Hypersensitivity to neomycin, polymyxin B, bacitracin, or any component of the formulation

Dosage and Administration

Dosing: Adult

Ocular infections: Ophthalmic: Apply every 3 to 4 hours for 7 to 10 days.

Dosing: Geriatric

Refer to adult dosing.

Dosing: Pediatric

Conjunctivitis: Limited data available: Children and Adolescents: Ophthalmic: Apply 0.5 inch ribbon every 3 to 4 hours for acute infections, or 2 to 3 times per day for mild to moderate infections, for 7 to 10 days (Pichichero 2011)


For ophthalmic use only; not for injection into the eye. Avoid contamination of the tip of the ointment tube.


Store at room temperature.

Drug Interactions

There are no known significant interactions.

Adverse Reactions

Frequency not defined.

Dermatologic: Reddening, allergic contact dermatitis

Local: Itching, failure to heal, swelling, irritation

Ophthalmic: Conjunctival edema

Miscellaneous: Anaphylaxis


Concerns related to adverse effects:

  • Neomycin sensitization: Neomycin may cause cutaneous sensitization. Symptoms of neomycin sensitization include itching, reddening, edema, and failure to heal. Discontinuation of product and avoidance of similar products should be considered.
  • Ocular effects: May retard corneal wound healing.
  • Superinfection: Prolonged use may lead to overgrowth of nonsusceptible organisms, including fungi. If superinfection is suspected, institute appropriate alternative therapy.

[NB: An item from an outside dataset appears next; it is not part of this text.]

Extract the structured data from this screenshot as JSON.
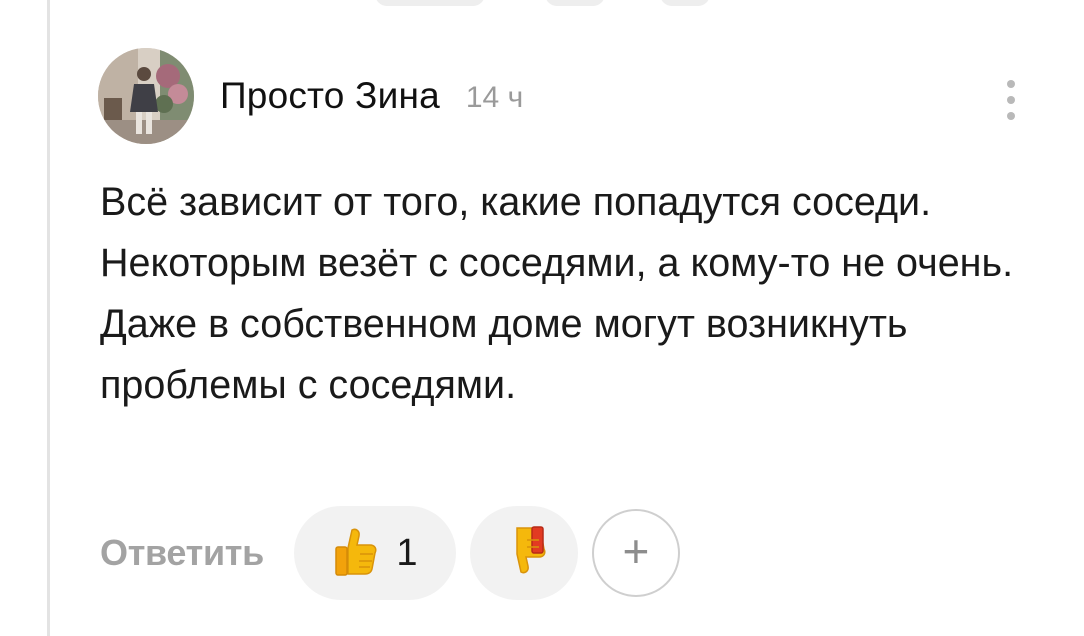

Other warnings/precautions:

  • Appropriate use: For topical ophthalmic use only. Do not introduce directly into anterior chamber of the eye. Inadvertent contamination of multiple-dose ophthalmic tube tip has caused bacterial keratitis.


Pregnancy Risk Factor


Pregnancy Considerations

Animal reproduction studies have not been conducted with this combination.

Patient Education

  • Discuss specific use of drug and side effects with patient as it relates to treatment. (HCAHPS: During this hospital stay, were you given any medicine that you had not taken before? Before giving you any new medicine, how often did hospital staff tell you what the medicine was for? How often did hospital staff describe possible side effects in a way you could understand?)
  • Have patient report immediately to prescriber vision changes, eye pain, severe eye irritation, or eye discharge (HCAHPS).
  • Educate patient about signs of a significant reaction (eg, wheezing; chest tightness; fever; itching; bad cough; blue skin color; seizures; or swelling of face, lips, tongue, or throat). Note: This is not a comprehensive list of all side effects. Patient should consult prescriber for additional questions.

Intended Use and Disclaimer: Should not be printed and given to patients. This information is intended to serve as a concise initial reference for health care professionals to use when discussing medications with a patient. You must ultimately rely on your own discretion, experience, and judgment in diagnosing, treating, and advising patients.

Source: Wolters Kluwer Health. Last updated July 9, 2019.